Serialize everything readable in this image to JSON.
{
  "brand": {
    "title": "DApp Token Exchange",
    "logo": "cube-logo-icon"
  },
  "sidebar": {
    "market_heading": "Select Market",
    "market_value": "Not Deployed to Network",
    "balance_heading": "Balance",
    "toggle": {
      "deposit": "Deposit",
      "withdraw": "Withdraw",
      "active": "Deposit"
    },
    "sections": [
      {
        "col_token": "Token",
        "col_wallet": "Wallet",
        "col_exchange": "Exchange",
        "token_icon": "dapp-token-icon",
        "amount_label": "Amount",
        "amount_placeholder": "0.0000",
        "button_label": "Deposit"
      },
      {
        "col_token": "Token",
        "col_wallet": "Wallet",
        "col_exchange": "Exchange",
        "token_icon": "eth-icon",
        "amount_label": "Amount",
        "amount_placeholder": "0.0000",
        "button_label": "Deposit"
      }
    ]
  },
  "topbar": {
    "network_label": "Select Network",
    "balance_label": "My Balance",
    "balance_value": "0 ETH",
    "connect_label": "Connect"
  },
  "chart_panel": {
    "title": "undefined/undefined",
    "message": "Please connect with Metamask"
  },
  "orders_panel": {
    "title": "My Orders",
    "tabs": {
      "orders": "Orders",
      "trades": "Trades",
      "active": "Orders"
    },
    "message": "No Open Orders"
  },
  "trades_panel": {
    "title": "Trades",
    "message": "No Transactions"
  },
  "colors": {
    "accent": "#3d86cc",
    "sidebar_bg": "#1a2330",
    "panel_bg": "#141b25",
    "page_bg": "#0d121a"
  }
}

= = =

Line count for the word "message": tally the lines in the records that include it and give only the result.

→ Solution for this task
3